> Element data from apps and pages
- Opening Delimiter -
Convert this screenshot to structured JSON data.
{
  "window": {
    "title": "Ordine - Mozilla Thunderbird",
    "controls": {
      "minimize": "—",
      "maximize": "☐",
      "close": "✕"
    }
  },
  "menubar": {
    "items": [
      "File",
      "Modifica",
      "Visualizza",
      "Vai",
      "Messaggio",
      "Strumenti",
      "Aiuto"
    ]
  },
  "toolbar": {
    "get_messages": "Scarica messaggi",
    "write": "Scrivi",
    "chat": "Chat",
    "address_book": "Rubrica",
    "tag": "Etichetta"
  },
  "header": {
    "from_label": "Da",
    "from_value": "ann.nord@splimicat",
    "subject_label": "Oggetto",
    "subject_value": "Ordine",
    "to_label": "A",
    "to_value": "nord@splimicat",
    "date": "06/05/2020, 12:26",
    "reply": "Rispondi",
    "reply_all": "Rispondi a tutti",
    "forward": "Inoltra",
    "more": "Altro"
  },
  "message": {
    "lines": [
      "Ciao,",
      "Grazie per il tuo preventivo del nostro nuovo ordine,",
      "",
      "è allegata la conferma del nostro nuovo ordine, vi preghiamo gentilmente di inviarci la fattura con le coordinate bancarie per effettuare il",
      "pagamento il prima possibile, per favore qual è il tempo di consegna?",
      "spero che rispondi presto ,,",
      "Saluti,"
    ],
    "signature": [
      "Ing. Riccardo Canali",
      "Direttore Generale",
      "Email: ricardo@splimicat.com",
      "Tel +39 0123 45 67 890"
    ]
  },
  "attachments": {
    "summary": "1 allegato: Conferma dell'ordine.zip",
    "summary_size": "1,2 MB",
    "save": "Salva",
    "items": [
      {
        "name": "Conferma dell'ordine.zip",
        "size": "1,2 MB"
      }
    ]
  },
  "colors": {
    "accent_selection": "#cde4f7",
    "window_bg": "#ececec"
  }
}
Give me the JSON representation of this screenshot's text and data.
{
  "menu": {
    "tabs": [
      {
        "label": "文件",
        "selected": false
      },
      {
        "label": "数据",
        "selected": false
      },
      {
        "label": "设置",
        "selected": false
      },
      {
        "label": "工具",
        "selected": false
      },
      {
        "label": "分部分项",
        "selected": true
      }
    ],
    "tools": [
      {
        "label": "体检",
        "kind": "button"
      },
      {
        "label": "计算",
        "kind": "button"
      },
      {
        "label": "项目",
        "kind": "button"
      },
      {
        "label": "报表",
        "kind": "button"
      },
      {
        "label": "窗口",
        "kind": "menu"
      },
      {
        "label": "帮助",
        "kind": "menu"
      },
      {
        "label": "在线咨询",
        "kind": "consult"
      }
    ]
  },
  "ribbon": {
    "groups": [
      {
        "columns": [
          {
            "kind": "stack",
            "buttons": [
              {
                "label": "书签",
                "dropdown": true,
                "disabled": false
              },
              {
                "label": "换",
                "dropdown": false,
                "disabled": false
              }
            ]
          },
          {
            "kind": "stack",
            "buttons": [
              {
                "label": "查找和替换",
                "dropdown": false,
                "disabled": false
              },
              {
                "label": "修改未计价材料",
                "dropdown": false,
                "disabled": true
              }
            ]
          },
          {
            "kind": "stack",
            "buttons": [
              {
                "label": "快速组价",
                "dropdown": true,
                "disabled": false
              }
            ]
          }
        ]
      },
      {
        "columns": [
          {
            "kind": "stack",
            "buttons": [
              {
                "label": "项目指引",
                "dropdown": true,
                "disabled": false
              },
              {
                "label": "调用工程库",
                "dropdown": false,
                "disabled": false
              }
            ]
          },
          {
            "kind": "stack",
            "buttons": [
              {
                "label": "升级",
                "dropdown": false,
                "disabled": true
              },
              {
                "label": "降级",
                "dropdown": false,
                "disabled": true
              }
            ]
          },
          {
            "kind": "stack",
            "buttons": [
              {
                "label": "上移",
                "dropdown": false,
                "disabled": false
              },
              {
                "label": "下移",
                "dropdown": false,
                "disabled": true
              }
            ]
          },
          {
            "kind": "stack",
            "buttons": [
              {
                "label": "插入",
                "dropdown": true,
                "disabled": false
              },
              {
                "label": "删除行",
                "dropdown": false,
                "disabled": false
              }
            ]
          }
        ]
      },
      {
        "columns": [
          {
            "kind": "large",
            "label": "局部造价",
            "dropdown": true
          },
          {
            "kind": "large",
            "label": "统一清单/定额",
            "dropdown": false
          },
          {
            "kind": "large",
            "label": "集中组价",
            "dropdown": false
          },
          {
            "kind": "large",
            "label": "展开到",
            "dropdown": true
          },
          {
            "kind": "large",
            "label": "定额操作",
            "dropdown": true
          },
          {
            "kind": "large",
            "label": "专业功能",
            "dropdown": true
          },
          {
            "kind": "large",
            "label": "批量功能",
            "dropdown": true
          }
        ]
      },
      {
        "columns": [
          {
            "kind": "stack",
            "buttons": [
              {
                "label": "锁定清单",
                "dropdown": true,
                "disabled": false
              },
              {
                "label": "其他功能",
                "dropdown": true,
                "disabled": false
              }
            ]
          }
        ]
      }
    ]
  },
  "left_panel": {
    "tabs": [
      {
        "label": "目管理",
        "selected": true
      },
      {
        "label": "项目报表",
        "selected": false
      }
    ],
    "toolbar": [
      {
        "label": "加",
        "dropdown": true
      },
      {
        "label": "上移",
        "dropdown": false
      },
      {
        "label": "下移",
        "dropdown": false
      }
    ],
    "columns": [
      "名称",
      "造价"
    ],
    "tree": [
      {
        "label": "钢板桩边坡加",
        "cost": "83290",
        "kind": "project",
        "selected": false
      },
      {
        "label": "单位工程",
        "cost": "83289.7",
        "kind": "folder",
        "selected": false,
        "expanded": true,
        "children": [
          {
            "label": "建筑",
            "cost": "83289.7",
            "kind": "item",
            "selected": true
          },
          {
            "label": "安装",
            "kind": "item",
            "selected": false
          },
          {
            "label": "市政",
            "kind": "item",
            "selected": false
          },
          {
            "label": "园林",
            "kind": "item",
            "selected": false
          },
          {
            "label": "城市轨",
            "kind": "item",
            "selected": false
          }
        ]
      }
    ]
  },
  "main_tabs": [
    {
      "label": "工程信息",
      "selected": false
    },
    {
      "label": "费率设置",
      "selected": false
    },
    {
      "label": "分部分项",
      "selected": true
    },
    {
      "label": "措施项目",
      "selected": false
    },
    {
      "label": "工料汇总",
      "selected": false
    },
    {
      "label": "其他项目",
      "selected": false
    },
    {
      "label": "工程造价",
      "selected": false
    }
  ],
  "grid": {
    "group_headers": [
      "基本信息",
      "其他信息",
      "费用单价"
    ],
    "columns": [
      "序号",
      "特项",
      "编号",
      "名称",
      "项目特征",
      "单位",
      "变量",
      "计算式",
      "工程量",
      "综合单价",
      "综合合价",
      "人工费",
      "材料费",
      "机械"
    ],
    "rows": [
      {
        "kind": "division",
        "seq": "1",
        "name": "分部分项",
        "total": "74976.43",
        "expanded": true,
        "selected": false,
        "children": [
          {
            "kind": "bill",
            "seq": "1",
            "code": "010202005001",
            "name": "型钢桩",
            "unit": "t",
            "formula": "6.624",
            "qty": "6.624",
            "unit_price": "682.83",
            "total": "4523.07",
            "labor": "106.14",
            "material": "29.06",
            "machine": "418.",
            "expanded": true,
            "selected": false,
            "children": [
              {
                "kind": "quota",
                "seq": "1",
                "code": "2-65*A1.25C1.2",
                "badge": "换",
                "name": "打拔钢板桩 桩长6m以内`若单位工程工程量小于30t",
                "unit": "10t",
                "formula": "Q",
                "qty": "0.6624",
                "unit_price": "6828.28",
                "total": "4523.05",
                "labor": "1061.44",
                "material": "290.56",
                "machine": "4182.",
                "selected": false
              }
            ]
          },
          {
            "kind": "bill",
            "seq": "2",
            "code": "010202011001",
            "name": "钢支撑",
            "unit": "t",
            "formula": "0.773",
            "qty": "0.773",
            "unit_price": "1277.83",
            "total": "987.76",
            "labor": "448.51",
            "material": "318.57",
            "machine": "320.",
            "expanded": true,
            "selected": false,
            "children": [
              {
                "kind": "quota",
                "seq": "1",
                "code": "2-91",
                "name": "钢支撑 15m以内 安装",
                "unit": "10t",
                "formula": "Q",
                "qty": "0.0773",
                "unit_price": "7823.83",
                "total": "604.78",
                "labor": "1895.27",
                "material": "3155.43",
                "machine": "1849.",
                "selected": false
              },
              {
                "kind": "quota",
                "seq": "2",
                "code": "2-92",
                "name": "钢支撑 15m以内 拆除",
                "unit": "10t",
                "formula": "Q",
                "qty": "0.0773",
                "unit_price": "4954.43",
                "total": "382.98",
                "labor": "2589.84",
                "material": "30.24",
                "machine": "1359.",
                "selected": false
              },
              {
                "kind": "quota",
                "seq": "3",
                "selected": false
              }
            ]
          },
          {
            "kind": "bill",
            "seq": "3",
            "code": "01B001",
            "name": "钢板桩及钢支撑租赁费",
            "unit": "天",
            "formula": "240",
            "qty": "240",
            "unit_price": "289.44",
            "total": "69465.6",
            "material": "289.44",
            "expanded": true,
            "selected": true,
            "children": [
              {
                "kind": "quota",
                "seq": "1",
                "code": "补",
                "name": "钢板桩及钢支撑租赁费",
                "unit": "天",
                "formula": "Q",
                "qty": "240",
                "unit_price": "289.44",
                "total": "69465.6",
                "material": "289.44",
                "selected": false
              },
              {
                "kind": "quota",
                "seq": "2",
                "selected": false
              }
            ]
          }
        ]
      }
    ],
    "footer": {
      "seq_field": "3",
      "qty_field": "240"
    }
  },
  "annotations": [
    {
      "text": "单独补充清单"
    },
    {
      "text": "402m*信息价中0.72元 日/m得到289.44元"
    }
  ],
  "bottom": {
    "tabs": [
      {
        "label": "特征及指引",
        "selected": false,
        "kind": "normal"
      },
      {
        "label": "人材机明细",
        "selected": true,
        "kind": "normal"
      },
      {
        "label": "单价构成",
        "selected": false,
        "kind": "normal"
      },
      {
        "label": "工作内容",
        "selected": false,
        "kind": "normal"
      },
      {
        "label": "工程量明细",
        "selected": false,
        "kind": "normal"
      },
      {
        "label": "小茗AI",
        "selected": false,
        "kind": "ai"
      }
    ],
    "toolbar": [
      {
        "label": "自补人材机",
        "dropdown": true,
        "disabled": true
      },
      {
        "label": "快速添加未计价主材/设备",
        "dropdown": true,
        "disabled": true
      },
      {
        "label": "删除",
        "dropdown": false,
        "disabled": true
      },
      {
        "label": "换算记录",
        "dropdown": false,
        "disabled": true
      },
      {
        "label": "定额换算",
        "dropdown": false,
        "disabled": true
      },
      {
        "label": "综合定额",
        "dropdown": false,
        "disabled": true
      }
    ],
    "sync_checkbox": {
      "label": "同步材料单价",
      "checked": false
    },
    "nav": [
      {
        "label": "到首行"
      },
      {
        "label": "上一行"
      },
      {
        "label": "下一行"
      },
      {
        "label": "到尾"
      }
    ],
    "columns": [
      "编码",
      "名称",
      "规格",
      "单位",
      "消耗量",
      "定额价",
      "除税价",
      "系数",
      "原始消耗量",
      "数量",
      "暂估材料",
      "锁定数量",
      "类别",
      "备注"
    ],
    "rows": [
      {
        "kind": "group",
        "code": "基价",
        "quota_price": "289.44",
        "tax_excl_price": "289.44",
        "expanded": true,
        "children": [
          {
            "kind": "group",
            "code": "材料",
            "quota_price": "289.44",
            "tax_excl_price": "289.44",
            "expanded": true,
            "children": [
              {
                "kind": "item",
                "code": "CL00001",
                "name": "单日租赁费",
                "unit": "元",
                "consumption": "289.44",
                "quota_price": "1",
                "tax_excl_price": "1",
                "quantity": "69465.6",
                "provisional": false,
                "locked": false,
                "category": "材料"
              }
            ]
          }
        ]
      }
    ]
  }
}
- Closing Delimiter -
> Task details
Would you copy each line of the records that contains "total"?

> Task answer
        "total": "74976.43",
            "total": "4523.07",
                "total": "4523.05",
            "total": "987.76",
                "total": "604.78",
                "total": "382.98",
            "total": "69465.6",
                "total": "69465.6",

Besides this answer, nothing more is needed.